AIM OF THE TASK. Print the records below exactly, leaving out nothing.

INPUT FOR THIS TASK.
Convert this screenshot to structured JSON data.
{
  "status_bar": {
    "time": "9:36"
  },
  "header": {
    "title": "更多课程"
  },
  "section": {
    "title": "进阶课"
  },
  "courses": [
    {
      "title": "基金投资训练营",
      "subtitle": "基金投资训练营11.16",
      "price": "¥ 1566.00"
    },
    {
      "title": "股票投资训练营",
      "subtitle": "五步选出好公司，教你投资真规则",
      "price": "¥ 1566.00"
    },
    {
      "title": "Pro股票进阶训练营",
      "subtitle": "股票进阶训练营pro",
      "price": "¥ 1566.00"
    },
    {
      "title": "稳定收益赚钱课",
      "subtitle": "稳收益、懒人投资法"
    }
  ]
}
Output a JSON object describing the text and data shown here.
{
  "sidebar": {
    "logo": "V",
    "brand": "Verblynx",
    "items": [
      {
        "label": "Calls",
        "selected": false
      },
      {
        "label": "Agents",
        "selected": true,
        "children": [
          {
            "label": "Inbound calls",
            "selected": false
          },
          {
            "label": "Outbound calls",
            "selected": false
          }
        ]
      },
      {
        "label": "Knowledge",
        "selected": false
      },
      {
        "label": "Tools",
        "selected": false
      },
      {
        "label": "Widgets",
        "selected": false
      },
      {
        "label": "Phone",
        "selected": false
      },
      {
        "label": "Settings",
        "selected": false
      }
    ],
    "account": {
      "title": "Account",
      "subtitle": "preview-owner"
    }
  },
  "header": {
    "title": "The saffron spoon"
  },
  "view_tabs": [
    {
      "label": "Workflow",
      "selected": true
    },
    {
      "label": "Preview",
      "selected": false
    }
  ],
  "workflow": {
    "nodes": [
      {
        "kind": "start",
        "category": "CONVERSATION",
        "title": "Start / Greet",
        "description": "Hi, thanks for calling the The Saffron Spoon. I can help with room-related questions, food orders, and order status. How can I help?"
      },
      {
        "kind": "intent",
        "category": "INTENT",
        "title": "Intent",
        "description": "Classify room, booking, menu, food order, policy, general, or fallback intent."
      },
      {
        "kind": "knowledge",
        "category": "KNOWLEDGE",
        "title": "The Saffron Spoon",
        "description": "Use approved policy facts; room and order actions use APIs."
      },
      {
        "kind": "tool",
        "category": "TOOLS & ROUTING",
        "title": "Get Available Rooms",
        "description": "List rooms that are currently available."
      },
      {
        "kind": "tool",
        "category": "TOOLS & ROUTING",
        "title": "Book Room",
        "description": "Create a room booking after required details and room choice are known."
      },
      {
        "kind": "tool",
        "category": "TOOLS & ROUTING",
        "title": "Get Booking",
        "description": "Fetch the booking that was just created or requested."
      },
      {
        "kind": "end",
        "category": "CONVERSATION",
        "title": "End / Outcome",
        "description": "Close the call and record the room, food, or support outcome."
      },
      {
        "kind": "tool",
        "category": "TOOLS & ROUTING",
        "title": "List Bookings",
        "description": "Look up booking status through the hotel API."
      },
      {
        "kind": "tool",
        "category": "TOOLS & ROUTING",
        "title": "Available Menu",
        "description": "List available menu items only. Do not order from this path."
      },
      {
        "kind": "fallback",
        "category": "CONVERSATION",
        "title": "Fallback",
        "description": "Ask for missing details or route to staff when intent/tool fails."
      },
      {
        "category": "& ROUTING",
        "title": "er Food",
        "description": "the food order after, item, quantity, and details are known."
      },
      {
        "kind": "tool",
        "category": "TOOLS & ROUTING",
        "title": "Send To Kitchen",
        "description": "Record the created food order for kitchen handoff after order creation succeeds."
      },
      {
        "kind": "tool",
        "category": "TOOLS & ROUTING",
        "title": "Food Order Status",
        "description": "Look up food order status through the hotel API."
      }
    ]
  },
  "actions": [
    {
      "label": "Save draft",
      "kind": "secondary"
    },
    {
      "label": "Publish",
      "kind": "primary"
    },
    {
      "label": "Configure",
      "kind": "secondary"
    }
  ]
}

SOLUTION TO THIS PROBLEM.
Convert this screenshot to structured JSON data.
{
  "status_bar": {
    "time": "9:36"
  },
  "header": {
    "title": "更多课程"
  },
  "section": {
    "title": "进阶课"
  },
  "courses": [
    {
      "title": "基金投资训练营",
      "subtitle": "基金投资训练营11.16",
      "price": "¥ 1566.00"
    },
    {
      "title": "股票投资训练营",
      "subtitle": "五步选出好公司，教你投资真规则",
      "price": "¥ 1566.00"
    },
    {
      "title": "Pro股票进阶训练营",
      "subtitle": "股票进阶训练营pro",
      "price": "¥ 1566.00"
    },
    {
      "title": "稳定收益赚钱课",
      "subtitle": "稳收益、懒人投资法"
    }
  ]
}
Output a JSON object describing the text and data shown here.
{
  "sidebar": {
    "logo": "V",
    "brand": "Verblynx",
    "items": [
      {
        "label": "Calls",
        "selected": false
      },
      {
        "label": "Agents",
        "selected": true,
        "children": [
          {
            "label": "Inbound calls",
            "selected": false
          },
          {
            "label": "Outbound calls",
            "selected": false
          }
        ]
      },
      {
        "label": "Knowledge",
        "selected": false
      },
      {
        "label": "Tools",
        "selected": false
      },
      {
        "label": "Widgets",
        "selected": false
      },
      {
        "label": "Phone",
        "selected": false
      },
      {
        "label": "Settings",
        "selected": false
      }
    ],
    "account": {
      "title": "Account",
      "subtitle": "preview-owner"
    }
  },
  "header": {
    "title": "The saffron spoon"
  },
  "view_tabs": [
    {
      "label": "Workflow",
      "selected": true
    },
    {
      "label": "Preview",
      "selected": false
    }
  ],
  "workflow": {
    "nodes": [
      {
        "kind": "start",
        "category": "CONVERSATION",
        "title": "Start / Greet",
        "description": "Hi, thanks for calling the The Saffron Spoon. I can help with room-related questions, food orders, and order status. How can I help?"
      },
      {
        "kind": "intent",
        "category": "INTENT",
        "title": "Intent",
        "description": "Classify room, booking, menu, food order, policy, general, or fallback intent."
      },
      {
        "kind": "knowledge",
        "category": "KNOWLEDGE",
        "title": "The Saffron Spoon",
        "description": "Use approved policy facts; room and order actions use APIs."
      },
      {
        "kind": "tool",
        "category": "TOOLS & ROUTING",
        "title": "Get Available Rooms",
        "description": "List rooms that are currently available."
      },
      {
        "kind": "tool",
        "category": "TOOLS & ROUTING",
        "title": "Book Room",
        "description": "Create a room booking after required details and room choice are known."
      },
      {
        "kind": "tool",
        "category": "TOOLS & ROUTING",
        "title": "Get Booking",
        "description": "Fetch the booking that was just created or requested."
      },
      {
        "kind": "end",
        "category": "CONVERSATION",
        "title": "End / Outcome",
        "description": "Close the call and record the room, food, or support outcome."
      },
      {
        "kind": "tool",
        "category": "TOOLS & ROUTING",
        "title": "List Bookings",
        "description": "Look up booking status through the hotel API."
      },
      {
        "kind": "tool",
        "category": "TOOLS & ROUTING",
        "title": "Available Menu",
        "description": "List available menu items only. Do not order from this path."
      },
      {
        "kind": "fallback",
        "category": "CONVERSATION",
        "title": "Fallback",
        "description": "Ask for missing details or route to staff when intent/tool fails."
      },
      {
        "category": "& ROUTING",
        "title": "er Food",
        "description": "the food order after, item, quantity, and details are known."
      },
      {
        "kind": "tool",
        "category": "TOOLS & ROUTING",
        "title": "Send To Kitchen",
        "description": "Record the created food order for kitchen handoff after order creation succeeds."
      },
      {
        "kind": "tool",
        "category": "TOOLS & ROUTING",
        "title": "Food Order Status",
        "description": "Look up food order status through the hotel API."
      }
    ]
  },
  "actions": [
    {
      "label": "Save draft",
      "kind": "secondary"
    },
    {
      "label": "Publish",
      "kind": "primary"
    },
    {
      "label": "Configure",
      "kind": "secondary"
    }
  ]
}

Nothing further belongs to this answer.